Many people today are trying to avoid sugar to stop weight gain or prevent diabetes and perhaps you’re even one of them. But what sugars should you be avoiding? Obviously the processed white “added sugar” kind in soft drinks and cakes isn’t good for you but what about the so-called “natural sugars” or the ones that are naturally present in foods like honey or fruit? Are they better for you? The short answer is no. Not at all.Mr Vitamins responds to a subject that is gaining weight - and to our article: Sweeteners: the good, the bad and the scary...
How does your body know what type of sugar you consume?How does your body tell whether the sugar you’ve just eaten comes from a Tim Tam or a date? It doesn’t. Sugar is sugar is sugar - whether it's white sugar in a can of Coke, or fruit sugars in a date paste, your body will still have to process it, and for most of us that means needing more insulinand then getting more body fat!

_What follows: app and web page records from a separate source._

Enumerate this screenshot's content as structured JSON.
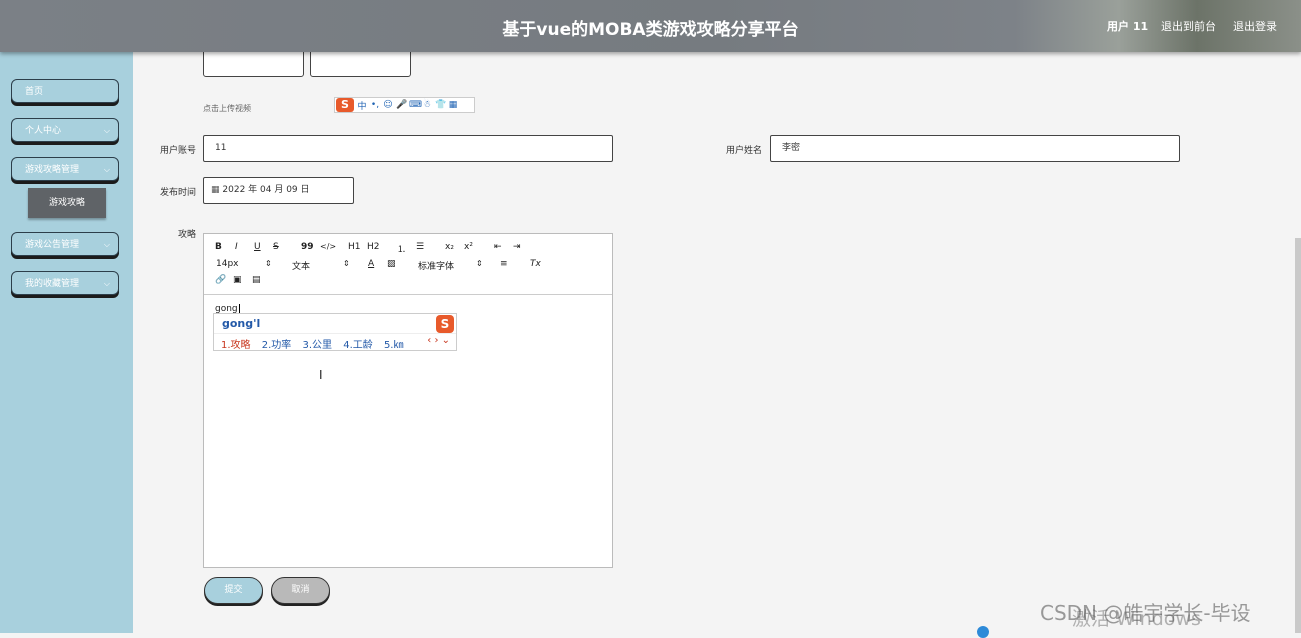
{
  "header": {
    "title": "基于vue的MOBA类游戏攻略分享平台",
    "user": "用户 11",
    "back_to_front": "退出到前台",
    "logout": "退出登录"
  },
  "sidebar": {
    "items": [
      {
        "label": "首页"
      },
      {
        "label": "个人中心"
      },
      {
        "label": "游戏攻略管理"
      },
      {
        "label": "游戏公告管理"
      },
      {
        "label": "我的收藏管理"
      }
    ],
    "sub_item": "游戏攻略",
    "chevron": "⌵"
  },
  "form": {
    "upload_tip": "点击上传视频",
    "account_label": "用户账号",
    "account_value": "11",
    "name_label": "用户姓名",
    "name_value": "李密",
    "date_label": "发布时间",
    "date_value": "2022 年 04 月 09 日",
    "guide_label": "攻略",
    "submit_label": "提交",
    "cancel_label": "取消"
  },
  "ime_toolbar": {
    "logo": "S",
    "items": [
      "中",
      "•,",
      "☺",
      "🎤",
      "⌨",
      "☃",
      "👕",
      "▦"
    ]
  },
  "editor": {
    "toolbar": {
      "bold": "B",
      "italic": "I",
      "underline": "U",
      "strike": "S",
      "quote": "99",
      "code": "</>",
      "h1": "H1",
      "h2": "H2",
      "ol": "⒈",
      "ul": "☰",
      "sub": "x₂",
      "sup": "x²",
      "outdent": "⇤",
      "indent": "⇥",
      "size": "14px",
      "size_arrow": "⇕",
      "header": "文本",
      "header_arrow": "⇕",
      "color": "A",
      "background": "▨",
      "font": "标准字体",
      "font_arrow": "⇕",
      "align": "≡",
      "clean": "Tx",
      "link": "🔗",
      "image": "▣",
      "video": "▤"
    },
    "content": "gong"
  },
  "ime_popup": {
    "pinyin": "gong'l",
    "logo": "S",
    "candidates": [
      "1.攻略",
      "2.功率",
      "3.公里",
      "4.工龄",
      "5.㎞"
    ],
    "nav": "‹ › ⌄"
  },
  "watermarks": {
    "activate": "激活 Windows",
    "csdn": "CSDN @皓宇学长-毕设"
  }
}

What about natural sweeteners?
1) AgaveThis is a good example of a bad food with a good reputation. Yes, it has a low GI (glycaemic index) – meaning that it doesn’t make your blood sugar levels spike in the same way that a teaspoon of sugar will - but the reason for that is that it's mostly fructose; the very same fructose which is known to cause:
- fatty liver
- insulin resistance
- heart disease
2) Maple syrupNow maple syrup might sound lovely and healthy, given that it comes from a tree, but it’s 60% sugar, the same proportion of sugar in a Mars Bar! Would you melt down one of those and pour it on your breakfast? Hopefully not.
3) DatesThis dried fruit is a common replacement for white sugar – in natural food bars and in baking. But look at these pictures: does it really seem like a good idea to eat dates when you look at them like this?
What are the best natural sweeteners?
1) XylitolXylitol (pronounced zy – litol) is a naturally occurring substance found in corn, birch trees and some fruits and is one of the few sugars which won’t have a negative affect on your health simply because we don’t absorb it. Some people find that eating too much of it causes bloating and wind, but it won’t cause problems for your blood sugar and insulin levels. It tastes much the same as sugar so you can use it exactly as you would sugar in your favourite recipes. But be aware: because it doesn’t caramelise, your cakes won’t turn brown like they will when you use cane sugar.
2) SteviaStevia is a plant that contains chemicals that are 100 times sweeter than sugar, so you only need the tiniest amount. It can have a slightly bitter after-taste so is probably best to use small amounts in hot drinks rather than large amounts in baking.
Be Smart with Natural SugarI’m not suggesting it’s necessary for everyone to avoid all sugar all of the time, but the “naturally occurring sugar” argument is often flawed, and a common pitfall for people who are trying to look after themselves. Keep these tips in mind:
- Always look at nutrition information labels
- 5gm of sugars = one sugar cube
- Your body can’t tell where sugar comes from